The original agreement followed a week in which the regime suffered an enormous PR black eye over the conditions in Yarmouk, with hundreds of damning stories emerging in the international press. It also comes four days before the scheduled start of peace talks in Geneva, for which the regime is eager to be seen as showing mercy from a position of strength.

Similar truces have been tried in other rebel-held areas of Damascus. In Mouadamiya, for example, a small food shipment was recently allowed in, in exchange for the ceremonial raising of the regime flag over the town for Syrian State TV to film. According to Abu Adnan al Hourani of the Green Military Engineering Battalion, the deal also required rebels in the town to hand over an armoured truck and some lighter weapons. “The regime is extorting the people of Mouadamiya in exchange for food,” he said. According to Qusai Zakarya of the local rebel council, the shipment amounted to one meal per person in the town. “Thank God, we are surviving, but we don’t know for how much longer,” he told me.

An earlier agreement with the regime in late November led to the evacuation of some 1,800 people from Mouadamiya. However some number of those—Reuters reported 230 military age males, while activists in Damascus say the number was much higher and included women and children—were promptly arrested by the feared Air Force Intelligence, who are still holding some of them. Of those not arrested, some have apparently fled to other marginally safer parts of Syria, while others are now refugees in neighbouring countries.

One of the biggest reasons for the continued survival of the 8,000 or so remaining residents of Mouadamiya (of a pre-war population of more than 50,000) and other besieged parts of the capital is corruption. One activist in Damascus who declined to be named for this article out of concerns for his personal safety, told me, “If it weren’t for some people with money who were able to bribe [regime] army officers to get a little food in, there would be dozens of people starving to death every day.” The same activist reported having often been shot at by pro-regime forces when attempting to deliver food to besieged areas.

Mr Zakarya claimed the provision of small amounts of aid was designed to turn residents against the regime’s opponents. “Assad wants to show people that he can give them food and security, if only they surrender,” Zakaraya.
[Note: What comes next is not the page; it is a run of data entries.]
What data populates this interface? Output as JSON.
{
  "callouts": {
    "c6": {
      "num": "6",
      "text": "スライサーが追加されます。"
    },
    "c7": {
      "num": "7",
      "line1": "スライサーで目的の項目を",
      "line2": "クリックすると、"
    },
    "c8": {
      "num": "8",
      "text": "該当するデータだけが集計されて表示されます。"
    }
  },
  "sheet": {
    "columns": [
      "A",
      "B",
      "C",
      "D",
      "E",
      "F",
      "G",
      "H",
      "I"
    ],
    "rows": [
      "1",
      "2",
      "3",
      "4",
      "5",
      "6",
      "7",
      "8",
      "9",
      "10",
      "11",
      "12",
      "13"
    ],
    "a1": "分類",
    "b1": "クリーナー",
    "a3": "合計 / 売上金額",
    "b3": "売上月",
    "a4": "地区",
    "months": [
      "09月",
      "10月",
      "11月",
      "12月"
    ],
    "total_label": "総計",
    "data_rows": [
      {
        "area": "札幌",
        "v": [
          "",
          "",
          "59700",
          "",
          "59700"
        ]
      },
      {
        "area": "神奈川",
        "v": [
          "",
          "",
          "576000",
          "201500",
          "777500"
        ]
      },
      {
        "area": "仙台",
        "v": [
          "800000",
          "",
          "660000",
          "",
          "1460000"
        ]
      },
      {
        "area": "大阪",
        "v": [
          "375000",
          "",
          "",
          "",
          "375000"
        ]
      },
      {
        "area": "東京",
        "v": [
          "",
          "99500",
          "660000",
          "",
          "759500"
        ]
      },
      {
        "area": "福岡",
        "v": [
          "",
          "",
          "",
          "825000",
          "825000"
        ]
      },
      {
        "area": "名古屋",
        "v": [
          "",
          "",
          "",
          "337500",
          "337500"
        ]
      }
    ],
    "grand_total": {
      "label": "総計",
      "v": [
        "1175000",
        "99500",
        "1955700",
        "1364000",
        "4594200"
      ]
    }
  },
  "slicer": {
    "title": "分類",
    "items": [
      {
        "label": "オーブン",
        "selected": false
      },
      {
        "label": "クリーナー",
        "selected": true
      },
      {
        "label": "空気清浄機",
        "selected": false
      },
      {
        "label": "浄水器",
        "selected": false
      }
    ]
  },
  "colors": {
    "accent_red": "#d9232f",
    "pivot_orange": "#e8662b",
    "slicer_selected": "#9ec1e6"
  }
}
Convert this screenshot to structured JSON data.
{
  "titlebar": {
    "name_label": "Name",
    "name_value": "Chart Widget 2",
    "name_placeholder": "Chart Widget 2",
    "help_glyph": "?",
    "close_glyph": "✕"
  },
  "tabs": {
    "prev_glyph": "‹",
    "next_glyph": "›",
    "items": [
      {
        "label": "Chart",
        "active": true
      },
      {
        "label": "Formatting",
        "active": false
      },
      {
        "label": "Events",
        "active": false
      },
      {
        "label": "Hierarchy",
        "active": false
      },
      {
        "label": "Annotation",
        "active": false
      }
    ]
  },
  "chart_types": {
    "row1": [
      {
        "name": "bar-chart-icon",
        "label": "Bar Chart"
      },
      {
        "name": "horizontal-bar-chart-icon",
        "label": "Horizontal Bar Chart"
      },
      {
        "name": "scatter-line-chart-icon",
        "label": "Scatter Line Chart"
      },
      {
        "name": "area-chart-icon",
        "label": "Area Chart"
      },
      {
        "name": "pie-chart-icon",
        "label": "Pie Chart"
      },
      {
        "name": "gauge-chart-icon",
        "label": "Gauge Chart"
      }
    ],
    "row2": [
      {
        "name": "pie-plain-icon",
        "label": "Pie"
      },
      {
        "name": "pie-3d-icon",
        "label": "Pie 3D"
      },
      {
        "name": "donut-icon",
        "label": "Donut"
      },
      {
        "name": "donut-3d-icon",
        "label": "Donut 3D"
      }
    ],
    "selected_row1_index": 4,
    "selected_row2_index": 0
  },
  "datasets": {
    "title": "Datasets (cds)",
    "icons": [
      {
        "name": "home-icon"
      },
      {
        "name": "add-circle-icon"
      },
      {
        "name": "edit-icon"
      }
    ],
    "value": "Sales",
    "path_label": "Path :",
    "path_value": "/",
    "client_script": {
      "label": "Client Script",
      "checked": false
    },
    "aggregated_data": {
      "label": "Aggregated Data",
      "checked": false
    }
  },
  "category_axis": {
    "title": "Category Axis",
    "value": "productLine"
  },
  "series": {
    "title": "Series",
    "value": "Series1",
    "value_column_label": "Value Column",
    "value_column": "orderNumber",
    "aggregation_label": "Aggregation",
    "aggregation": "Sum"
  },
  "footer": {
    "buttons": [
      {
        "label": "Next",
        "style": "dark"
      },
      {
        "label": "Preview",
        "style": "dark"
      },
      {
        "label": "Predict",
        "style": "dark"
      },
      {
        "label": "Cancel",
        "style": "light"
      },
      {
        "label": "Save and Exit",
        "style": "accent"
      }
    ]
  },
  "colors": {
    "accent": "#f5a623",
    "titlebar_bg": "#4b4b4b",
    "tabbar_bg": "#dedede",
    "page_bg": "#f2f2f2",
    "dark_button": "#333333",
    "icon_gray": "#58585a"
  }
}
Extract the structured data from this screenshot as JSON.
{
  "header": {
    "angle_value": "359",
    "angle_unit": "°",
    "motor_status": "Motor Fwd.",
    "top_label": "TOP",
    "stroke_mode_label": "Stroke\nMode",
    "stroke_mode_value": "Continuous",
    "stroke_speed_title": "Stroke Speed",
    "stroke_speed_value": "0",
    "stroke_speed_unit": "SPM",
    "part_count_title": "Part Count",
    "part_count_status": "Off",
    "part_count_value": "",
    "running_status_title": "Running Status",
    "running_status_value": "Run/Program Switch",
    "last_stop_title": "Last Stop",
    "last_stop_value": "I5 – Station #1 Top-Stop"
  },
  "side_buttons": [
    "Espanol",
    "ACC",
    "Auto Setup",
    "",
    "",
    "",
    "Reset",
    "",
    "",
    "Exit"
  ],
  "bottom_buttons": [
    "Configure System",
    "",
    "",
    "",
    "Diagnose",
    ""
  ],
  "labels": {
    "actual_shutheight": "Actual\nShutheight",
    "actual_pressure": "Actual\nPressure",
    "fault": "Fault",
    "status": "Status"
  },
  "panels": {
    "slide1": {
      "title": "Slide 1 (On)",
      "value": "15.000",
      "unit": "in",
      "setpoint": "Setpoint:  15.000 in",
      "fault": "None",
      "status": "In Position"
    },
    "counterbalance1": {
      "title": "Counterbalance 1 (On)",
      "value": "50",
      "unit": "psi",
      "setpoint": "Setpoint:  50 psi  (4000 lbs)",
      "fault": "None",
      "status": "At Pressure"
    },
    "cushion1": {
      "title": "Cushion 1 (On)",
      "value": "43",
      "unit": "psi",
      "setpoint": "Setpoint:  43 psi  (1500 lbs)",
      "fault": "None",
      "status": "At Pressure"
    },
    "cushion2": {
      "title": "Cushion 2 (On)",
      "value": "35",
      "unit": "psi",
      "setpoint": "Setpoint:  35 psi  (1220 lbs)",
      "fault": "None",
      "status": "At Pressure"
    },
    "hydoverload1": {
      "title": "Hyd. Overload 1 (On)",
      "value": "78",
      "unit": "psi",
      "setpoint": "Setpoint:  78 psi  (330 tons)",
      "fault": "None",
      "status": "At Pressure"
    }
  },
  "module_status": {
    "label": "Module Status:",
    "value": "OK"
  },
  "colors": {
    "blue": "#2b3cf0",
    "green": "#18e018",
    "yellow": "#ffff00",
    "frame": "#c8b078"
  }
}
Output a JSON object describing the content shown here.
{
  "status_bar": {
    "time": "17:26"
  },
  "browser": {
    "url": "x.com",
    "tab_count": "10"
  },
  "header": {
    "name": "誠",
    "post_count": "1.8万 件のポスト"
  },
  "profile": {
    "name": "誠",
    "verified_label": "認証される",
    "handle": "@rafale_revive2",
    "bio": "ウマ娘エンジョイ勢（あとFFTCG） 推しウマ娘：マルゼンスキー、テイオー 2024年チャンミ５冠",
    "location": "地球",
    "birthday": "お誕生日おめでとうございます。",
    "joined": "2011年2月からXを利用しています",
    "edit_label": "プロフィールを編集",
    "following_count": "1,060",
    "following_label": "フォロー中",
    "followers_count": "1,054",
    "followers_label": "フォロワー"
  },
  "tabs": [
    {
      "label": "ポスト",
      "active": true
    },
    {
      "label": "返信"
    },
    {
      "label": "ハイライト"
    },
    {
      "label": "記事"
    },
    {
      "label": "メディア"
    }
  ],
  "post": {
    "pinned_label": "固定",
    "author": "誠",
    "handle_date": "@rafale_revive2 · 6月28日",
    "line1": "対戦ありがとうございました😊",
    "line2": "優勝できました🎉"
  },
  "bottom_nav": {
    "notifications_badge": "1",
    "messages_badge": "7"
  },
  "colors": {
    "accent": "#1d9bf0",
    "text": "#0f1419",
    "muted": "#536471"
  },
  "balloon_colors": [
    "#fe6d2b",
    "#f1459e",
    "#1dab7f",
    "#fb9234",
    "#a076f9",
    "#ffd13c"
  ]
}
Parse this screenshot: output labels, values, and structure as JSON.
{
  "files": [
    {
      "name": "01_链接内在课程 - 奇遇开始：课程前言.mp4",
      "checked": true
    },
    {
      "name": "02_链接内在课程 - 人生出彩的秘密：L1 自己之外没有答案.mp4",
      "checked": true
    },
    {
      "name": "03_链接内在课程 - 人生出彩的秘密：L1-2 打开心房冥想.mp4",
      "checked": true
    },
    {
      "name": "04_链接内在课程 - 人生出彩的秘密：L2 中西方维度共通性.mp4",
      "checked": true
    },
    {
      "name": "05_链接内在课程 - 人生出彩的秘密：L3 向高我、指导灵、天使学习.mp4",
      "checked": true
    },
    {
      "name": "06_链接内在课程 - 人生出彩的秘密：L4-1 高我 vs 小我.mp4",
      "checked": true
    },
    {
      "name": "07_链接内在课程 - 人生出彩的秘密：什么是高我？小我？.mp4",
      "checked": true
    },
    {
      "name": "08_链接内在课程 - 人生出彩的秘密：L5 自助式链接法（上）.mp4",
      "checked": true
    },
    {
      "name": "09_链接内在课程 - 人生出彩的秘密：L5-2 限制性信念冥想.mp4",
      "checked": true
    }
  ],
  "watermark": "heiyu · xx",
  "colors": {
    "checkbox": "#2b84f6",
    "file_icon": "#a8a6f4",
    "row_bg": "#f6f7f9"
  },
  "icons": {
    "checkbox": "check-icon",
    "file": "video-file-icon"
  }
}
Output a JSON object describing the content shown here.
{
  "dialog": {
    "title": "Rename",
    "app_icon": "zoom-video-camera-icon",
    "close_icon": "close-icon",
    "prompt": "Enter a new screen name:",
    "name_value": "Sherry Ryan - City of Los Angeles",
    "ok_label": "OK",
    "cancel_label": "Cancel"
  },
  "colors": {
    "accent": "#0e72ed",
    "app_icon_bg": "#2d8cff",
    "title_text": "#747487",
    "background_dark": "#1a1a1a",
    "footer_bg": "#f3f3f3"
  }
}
He added that, in some cases, the tactic was working.

Mouadamiya resident Abu Malik, whose family of six survives on one kilo (or 2.2 pounds) of rice per day, said that the recent food shipment into the town had caused black market food prices to fall by 90 percent. “Rice used to cost $22 per pound, but now it is closer to $4.50,” he reported. But Abu Malik added, he doesn’t expect the lower prices to last long. “That food shipment will only last maybe a week and then things will be back to normal,” he said. “Normal” in Mouadamiya means people will be dying of hunger on a regular basis.